- Fast Food – Unless someone is bringing food to your table – you know – like ‘service’ – they don’t need a tip. I don’t care what message I’m supposed to get from that “Tip Jar” you put in front of me. Some people feel the folks who make these ridiculous concoctions in Starbucks deserve a tip – I’ll let you decide.
- Bad Service – Whenever you didn’t get good service.
- Non professional Assistance – Someone on the street giving directions or current time.
The American Factor
With the ease and relative affordability of travel, many more Americans are traveling across the globe – whether it is for vacation or business. This means more and more locales are exposed to American culture and customs. Unfortunately, one of the byproducts of this is many locations take on Western style customs when dealing with tourists – particularly when it comes to tipping. For example, in Japan – tipping is not the norm throughout the countryside; however, if you are eating dinner at the Tokyo Hilton (an American hotel chain) – expect to see a service charge or a ‘friendly’ reminder that tipping is appreciated. In short, if you will be traveling to destinations or properties that cater to Western & European travelers – follow the Western custom and add 10% – 20% gratuity.
These few highlights should help you avoid some awkward situations:
- Use the Region and or Country list above (click Print icon). If the list isn’t available, “When in Rome – do as the Romans”.
- Understand the American factor – if in a Western owned property (or location that caters to that demographic) – expect Western customs. If you go outside of these locations, follow the guide.
- Remember ‘gratuity’ is a form of thank you. If you have truly received bad service – don’t tip. But if you did receive good service – don’t be a Jerk!
- Over tipping is usually seen a flaunting your wealth – a perception assigned to most Americans (we don’t realize the culture difference). Remember, cultures differ and more isn’t always better. Use the guide above!

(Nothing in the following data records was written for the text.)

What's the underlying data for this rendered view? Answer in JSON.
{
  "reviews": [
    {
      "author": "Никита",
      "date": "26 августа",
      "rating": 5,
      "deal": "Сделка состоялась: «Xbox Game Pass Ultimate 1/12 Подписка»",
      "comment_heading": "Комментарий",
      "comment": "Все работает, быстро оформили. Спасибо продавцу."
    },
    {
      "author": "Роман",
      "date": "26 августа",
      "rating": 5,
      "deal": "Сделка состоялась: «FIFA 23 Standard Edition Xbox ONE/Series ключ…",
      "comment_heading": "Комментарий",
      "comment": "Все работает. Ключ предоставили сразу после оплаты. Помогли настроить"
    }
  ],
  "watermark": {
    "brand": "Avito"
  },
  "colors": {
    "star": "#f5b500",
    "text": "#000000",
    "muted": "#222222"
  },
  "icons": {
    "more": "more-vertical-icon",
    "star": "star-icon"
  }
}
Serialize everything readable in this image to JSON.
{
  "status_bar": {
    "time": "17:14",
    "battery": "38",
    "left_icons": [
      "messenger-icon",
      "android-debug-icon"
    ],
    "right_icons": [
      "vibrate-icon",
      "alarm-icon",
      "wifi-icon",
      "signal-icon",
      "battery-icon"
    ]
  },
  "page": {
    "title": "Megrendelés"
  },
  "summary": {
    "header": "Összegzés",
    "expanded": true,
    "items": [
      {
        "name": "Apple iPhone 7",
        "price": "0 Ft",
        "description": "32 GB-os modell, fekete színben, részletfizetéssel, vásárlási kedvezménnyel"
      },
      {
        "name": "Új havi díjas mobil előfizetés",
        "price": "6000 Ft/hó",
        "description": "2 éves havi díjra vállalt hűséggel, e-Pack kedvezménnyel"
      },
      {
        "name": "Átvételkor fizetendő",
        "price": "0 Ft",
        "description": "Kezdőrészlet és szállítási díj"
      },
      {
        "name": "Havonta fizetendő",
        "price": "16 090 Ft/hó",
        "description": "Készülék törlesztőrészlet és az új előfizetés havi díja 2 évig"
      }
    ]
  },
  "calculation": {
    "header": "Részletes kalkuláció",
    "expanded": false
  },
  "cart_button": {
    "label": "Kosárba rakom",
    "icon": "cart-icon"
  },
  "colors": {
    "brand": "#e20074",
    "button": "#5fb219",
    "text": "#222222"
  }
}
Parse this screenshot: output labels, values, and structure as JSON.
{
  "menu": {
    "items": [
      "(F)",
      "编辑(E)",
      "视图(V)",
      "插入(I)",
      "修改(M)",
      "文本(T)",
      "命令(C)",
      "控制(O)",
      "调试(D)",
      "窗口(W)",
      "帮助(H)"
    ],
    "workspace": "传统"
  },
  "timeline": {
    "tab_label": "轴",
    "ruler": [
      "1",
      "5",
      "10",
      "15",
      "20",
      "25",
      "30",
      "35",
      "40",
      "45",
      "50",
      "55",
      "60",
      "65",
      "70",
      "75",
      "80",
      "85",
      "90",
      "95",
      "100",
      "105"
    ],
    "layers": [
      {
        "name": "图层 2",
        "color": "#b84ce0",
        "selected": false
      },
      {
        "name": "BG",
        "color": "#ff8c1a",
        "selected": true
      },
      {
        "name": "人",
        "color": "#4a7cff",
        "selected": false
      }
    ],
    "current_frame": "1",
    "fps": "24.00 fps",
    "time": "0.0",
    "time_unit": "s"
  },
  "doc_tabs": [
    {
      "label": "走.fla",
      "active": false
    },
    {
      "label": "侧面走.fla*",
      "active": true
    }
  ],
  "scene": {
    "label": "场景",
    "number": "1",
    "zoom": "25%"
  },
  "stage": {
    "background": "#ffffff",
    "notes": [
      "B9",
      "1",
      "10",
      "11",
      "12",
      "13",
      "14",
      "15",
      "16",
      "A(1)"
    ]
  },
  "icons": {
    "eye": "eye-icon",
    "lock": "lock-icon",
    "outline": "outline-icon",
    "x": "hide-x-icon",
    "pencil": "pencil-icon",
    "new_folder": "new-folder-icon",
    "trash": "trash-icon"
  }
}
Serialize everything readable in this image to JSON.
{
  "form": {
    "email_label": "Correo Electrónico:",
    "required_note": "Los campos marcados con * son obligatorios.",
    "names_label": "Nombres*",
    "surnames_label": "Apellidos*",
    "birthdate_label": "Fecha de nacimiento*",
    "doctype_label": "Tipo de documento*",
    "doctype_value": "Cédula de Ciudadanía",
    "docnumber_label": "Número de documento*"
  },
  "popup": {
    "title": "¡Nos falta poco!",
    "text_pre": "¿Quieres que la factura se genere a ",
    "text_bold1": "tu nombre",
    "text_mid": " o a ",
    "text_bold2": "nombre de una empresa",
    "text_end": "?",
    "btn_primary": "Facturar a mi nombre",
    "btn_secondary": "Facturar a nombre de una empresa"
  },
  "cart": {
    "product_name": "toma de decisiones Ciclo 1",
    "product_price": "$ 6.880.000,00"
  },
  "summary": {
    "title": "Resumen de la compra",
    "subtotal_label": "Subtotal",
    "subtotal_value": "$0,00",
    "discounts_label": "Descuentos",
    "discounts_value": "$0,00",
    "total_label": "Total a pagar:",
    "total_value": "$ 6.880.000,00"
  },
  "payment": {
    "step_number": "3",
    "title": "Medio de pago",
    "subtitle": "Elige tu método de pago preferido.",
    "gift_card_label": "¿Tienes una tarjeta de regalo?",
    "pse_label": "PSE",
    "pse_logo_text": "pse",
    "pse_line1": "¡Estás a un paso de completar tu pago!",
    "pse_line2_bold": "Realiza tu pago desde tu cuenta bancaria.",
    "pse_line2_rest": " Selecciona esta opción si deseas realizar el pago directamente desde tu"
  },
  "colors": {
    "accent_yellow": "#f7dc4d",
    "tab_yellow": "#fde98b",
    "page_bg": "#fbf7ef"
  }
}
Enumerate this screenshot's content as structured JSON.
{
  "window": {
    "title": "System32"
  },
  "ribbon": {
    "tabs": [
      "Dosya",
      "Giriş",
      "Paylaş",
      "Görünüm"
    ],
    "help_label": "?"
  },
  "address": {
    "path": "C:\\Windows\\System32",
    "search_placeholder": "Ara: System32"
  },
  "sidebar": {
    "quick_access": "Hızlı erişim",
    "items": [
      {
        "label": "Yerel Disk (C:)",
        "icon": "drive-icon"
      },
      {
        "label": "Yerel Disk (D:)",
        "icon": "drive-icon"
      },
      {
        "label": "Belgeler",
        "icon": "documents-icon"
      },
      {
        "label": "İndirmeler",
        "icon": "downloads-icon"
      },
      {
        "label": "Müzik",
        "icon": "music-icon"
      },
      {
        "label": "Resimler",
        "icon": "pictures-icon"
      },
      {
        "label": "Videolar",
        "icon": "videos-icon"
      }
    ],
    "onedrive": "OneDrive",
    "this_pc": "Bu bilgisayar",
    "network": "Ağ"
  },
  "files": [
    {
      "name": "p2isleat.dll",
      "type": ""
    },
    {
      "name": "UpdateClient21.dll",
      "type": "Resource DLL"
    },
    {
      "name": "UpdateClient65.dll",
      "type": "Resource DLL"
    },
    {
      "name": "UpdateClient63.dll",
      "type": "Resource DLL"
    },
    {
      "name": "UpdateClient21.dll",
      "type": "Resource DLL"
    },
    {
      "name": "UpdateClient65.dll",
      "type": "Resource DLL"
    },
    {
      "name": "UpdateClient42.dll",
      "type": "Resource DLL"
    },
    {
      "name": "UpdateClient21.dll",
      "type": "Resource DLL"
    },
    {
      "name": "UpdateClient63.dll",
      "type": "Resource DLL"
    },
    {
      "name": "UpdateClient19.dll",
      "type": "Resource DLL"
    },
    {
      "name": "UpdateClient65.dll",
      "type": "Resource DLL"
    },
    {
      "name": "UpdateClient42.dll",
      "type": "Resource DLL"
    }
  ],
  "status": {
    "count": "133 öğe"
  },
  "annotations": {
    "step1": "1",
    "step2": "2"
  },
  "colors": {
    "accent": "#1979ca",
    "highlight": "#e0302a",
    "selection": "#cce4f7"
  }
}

- Finally, for my US service industry friends. Stop whining! Some people don’t know, can’t afford, or are too cheap to tip. Tipping isn’t mandatory – it’s a gratuity. If u want guaranteed money – move to France or go be an Accountant!